March is the perfect time to start growing fresh herbs – why not get the whole family involved?
Herbs have been used for centuries for medicinal purposes – and they’re now one of our kitchen staples. They’re also the perfect crop to get the whole family involved.
Sometimes, it can be hard to involve children in gardening activities as the process from planting to harvest can be too long to keep them engaged – herbs, however, grow quickly and are easy to incorporate into meals that can be cooked as a family activity.
Choose a varied selection of the most common herbs that you’re most likely to use in the kitchen and create a herb garden at home: it will not only be useful, but will look fantastic too. If you only have a small garden, it’s also easy to grow herbs in containers. They’ll not only look attractive – they’ll be easy to keep close to hand in the kitchen to add to your food.
GROWING HERBS FROM SEED
Spring is the perfect time to plant herb seeds: sow them and keep them indoors until the end of March, when the frosts disappear and the weather starts to get warmer. Plant in seed compost in half seed trays or small pots with holes punched in the bottom to ensure easy drainage.
Children will enjoy sowing the seeds in the compost and watering them once done: consider using a spray water bottle instead of a watering can, to avoid drowning the seeds. You’ll also want to remember which seeds have been planted in which pots, and children can get creative in making their own plant labels from lolly sticks or other bits and pieces they find around the home.
After the end of March, you can repot in containers outside, or transfer to flower or vegetable beds. Many of the herbs that we use regularly originate from a Mediterranean climate and so will need a good amount of sun, while herbs with darker leaves (such as mint), will flourish in areas with more shade. If you’re looking to plant in containers, have children hunt to find fun ways to grow their herbs: you can use anything from old baked bean tins to wellies – even plastic toys that they have outgrown, as long as drainage holes are made in the bottom.
NOT JUST FOR THE KITCHEN – FOR NATURE TOO!

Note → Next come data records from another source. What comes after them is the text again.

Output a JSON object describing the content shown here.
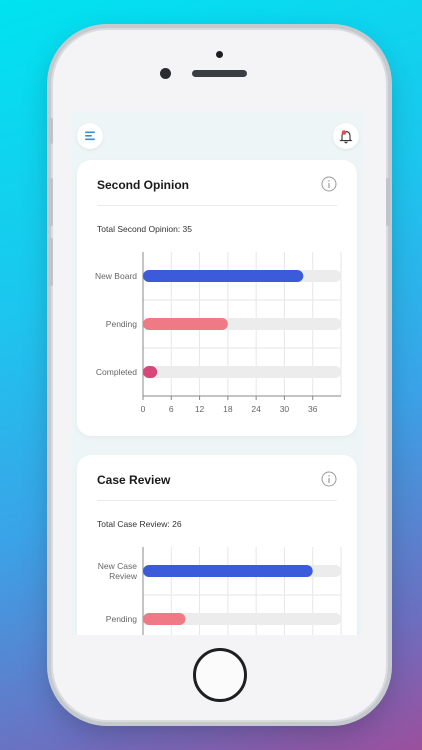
{
  "header": {
    "menu_icon": "hamburger-menu-icon",
    "notification_icon": "notification-bell-icon",
    "notification_color": "#e0505a"
  },
  "colors": {
    "bar_blue": "#3b5bdb",
    "bar_pink": "#ef7a86",
    "bar_magenta": "#d9467a",
    "track": "#ececec"
  },
  "cards": [
    {
      "title": "Second Opinion",
      "info_icon": "info-icon",
      "total_text": "Total Second Opinion: 35",
      "chart_data": {
        "type": "bar",
        "orientation": "horizontal",
        "categories": [
          "New Board",
          "Pending",
          "Completed"
        ],
        "values": [
          34,
          18,
          3
        ],
        "bar_colors": [
          "#3b5bdb",
          "#ef7a86",
          "#d9467a"
        ],
        "xticks": [
          "0",
          "6",
          "12",
          "18",
          "24",
          "30",
          "36"
        ],
        "xlim": [
          0,
          42
        ],
        "grid": true
      }
    },
    {
      "title": "Case Review",
      "info_icon": "info-icon",
      "total_text": "Total Case Review: 26",
      "chart_data": {
        "type": "bar",
        "orientation": "horizontal",
        "categories": [
          "New Case Review",
          "Pending"
        ],
        "values": [
          36,
          9
        ],
        "bar_colors": [
          "#3b5bdb",
          "#ef7a86"
        ],
        "xticks": [],
        "xlim": [
          0,
          42
        ],
        "grid": true
      }
    }
  ]
}
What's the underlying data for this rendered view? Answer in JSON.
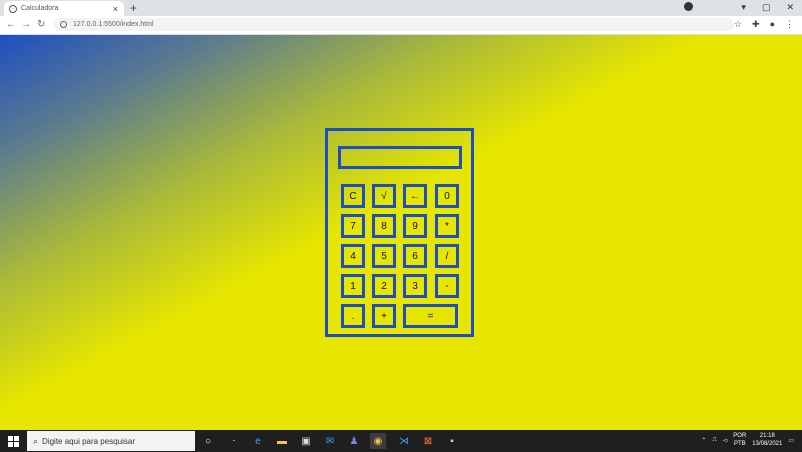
{
  "browser": {
    "tab_title": "Calculadora",
    "url": "127.0.0.1:5500/index.html",
    "new_tab_symbol": "+",
    "tab_close_symbol": "×"
  },
  "colors": {
    "accent": "#1e4fc0",
    "page_yellow": "#e6e600",
    "taskbar": "#1f1f1f"
  },
  "calculator": {
    "display_value": "",
    "keys": [
      "C",
      "√",
      "←",
      "0",
      "7",
      "8",
      "9",
      "*",
      "4",
      "5",
      "6",
      "/",
      "1",
      "2",
      "3",
      "-",
      ".",
      "+",
      "="
    ]
  },
  "taskbar": {
    "search_placeholder": "Digite aqui para pesquisar",
    "lang_line1": "POR",
    "lang_line2": "PTB",
    "time": "21:18",
    "date": "13/08/2021"
  },
  "icons": [
    "chrome-icon",
    "back-arrow-icon",
    "forward-arrow-icon",
    "reload-icon",
    "star-icon",
    "extensions-icon",
    "profile-icon",
    "menu-dots-icon",
    "windows-start-icon",
    "search-icon",
    "cortana-icon",
    "task-view-icon",
    "edge-icon",
    "file-explorer-icon",
    "store-icon",
    "mail-icon",
    "teams-icon",
    "chrome-taskbar-icon",
    "vscode-icon",
    "xampp-icon",
    "terminal-icon"
  ]
}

While herbs are fantastic for adding flavour to our meals, they’re good for our garden’s wildlife too. They make great companion plants: certain herbs, when planted alongside other plants in your garden, can offer protection from the elements, help to increase the nutrients in the soil that these plants need, and act as pest control too, encouraging beneficial pests and repelling the harmful ones.
HOW TO LOOK AFTER YOUR HERBS
Another reason why growing herbs is a great activity for the whole family is that many varieties require very little maintenance.
Children can get involved in watering, and also in helping to thin out rosemary and lavender after they’ve flowered, which will keep them from getting too woody. With herbs such as mint, sage and tarragon, encourage children to help you to pinch them out: removing the upper portions of the stems will help to encourage better growth.
Because of their diverse flavours, homegrown herbs can be a great way to introduce some fun into the kitchen! Many children will recognise the flavour of certain herbs – such as mint – so why not challenge their senses with a blindfolded quiz?
Place varieties of home-grown herbs in front of them, and encourage them to touch, smell and taste each one to see if they can figure out what’s in front of them. It’s a fun way to give them a greater understanding of the flavours of herbs, and get them interested in how they can be used in the kitchen.
Growing herbs is a great way to start children on their gardening journey. The next time you need fresh basil for a homemade pizza or rosemary for a Sunday roast, sending them out into the garden to harvest the herbs that they’ve helped to grow from scratch will really make them feel a part of family mealtimes.